(Web page and app entries)
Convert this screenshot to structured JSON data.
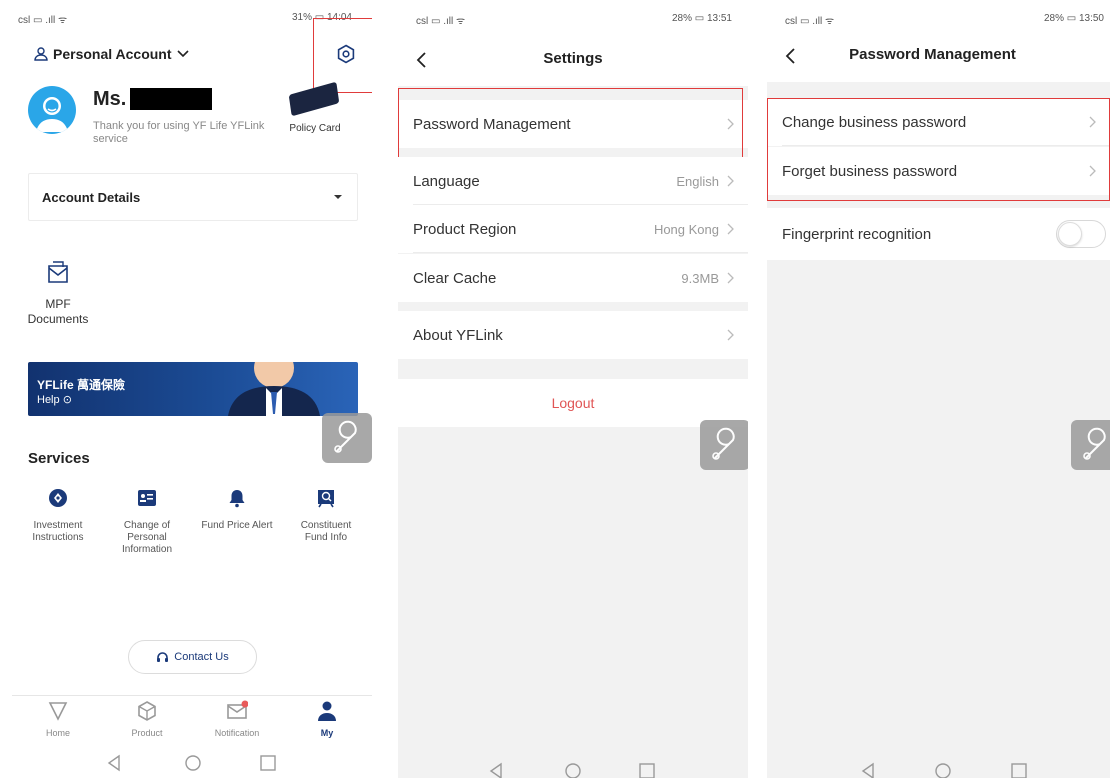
{
  "screen1": {
    "status": {
      "left": "csl ▭ .ıll ᯤ",
      "right": "31% ▭ 14:04"
    },
    "account_switch": "Personal Account",
    "user": {
      "name_prefix": "Ms.",
      "message": "Thank you for using YF Life YFLink service"
    },
    "policy_card_label": "Policy Card",
    "account_details_label": "Account Details",
    "mpf_documents_label": "MPF Documents",
    "banner": {
      "brand": "YFLife 萬通保險",
      "help": "Help"
    },
    "services_title": "Services",
    "services": [
      {
        "label": "Investment Instructions",
        "icon": "investment-icon"
      },
      {
        "label": "Change of Personal Information",
        "icon": "personal-info-icon"
      },
      {
        "label": "Fund Price Alert",
        "icon": "bell-icon"
      },
      {
        "label": "Constituent Fund Info",
        "icon": "fund-info-icon"
      }
    ],
    "contact_us": "Contact Us",
    "tabs": [
      {
        "label": "Home",
        "icon": "home-icon"
      },
      {
        "label": "Product",
        "icon": "product-icon"
      },
      {
        "label": "Notification",
        "icon": "notification-icon"
      },
      {
        "label": "My",
        "icon": "user-icon",
        "active": true
      }
    ],
    "accent_color": "#1b3a7a",
    "highlight_color": "#e03b3b"
  },
  "screen2": {
    "status": {
      "left": "csl ▭ .ıll ᯤ",
      "right": "28% ▭ 13:51"
    },
    "title": "Settings",
    "rows": [
      {
        "label": "Password Management",
        "value": ""
      },
      {
        "label": "Language",
        "value": "English"
      },
      {
        "label": "Product Region",
        "value": "Hong Kong"
      },
      {
        "label": "Clear Cache",
        "value": "9.3MB"
      },
      {
        "label": "About YFLink",
        "value": ""
      }
    ],
    "logout": "Logout"
  },
  "screen3": {
    "status": {
      "left": "csl ▭ .ıll ᯤ",
      "right": "28% ▭ 13:50"
    },
    "title": "Password Management",
    "rows": [
      {
        "label": "Change business password"
      },
      {
        "label": "Forget business password"
      }
    ],
    "fingerprint_label": "Fingerprint recognition",
    "fingerprint_enabled": false
  }
}
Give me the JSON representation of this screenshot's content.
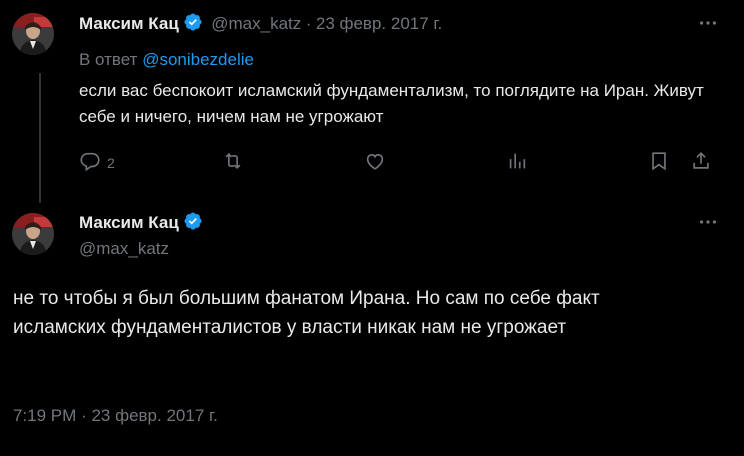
{
  "reply_tweet": {
    "author_name": "Максим Кац",
    "handle": "@max_katz",
    "separator": "·",
    "date": "23 февр. 2017 г.",
    "reply_prefix": "В ответ",
    "reply_to": "@sonibezdelie",
    "text": "если вас беспокоит исламский фундаментализм, то поглядите на Иран. Живут себе и ничего, ничем нам не угрожают",
    "reply_count": "2"
  },
  "main_tweet": {
    "author_name": "Максим Кац",
    "handle": "@max_katz",
    "text": "не то чтобы я был большим фанатом Ирана. Но сам по себе факт исламских фундаменталистов у власти никак нам не угрожает",
    "time": "7:19 PM",
    "separator": "·",
    "date": "23 февр. 2017 г."
  },
  "icons": [
    "avatar",
    "verified-badge-icon",
    "more-icon",
    "reply-icon",
    "retweet-icon",
    "like-icon",
    "views-icon",
    "bookmark-icon",
    "share-icon"
  ],
  "colors": {
    "background": "#000000",
    "text": "#e7e9ea",
    "muted": "#71767b",
    "accent": "#1d9bf0"
  }
}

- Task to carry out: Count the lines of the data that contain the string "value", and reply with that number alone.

- Output of the task: 5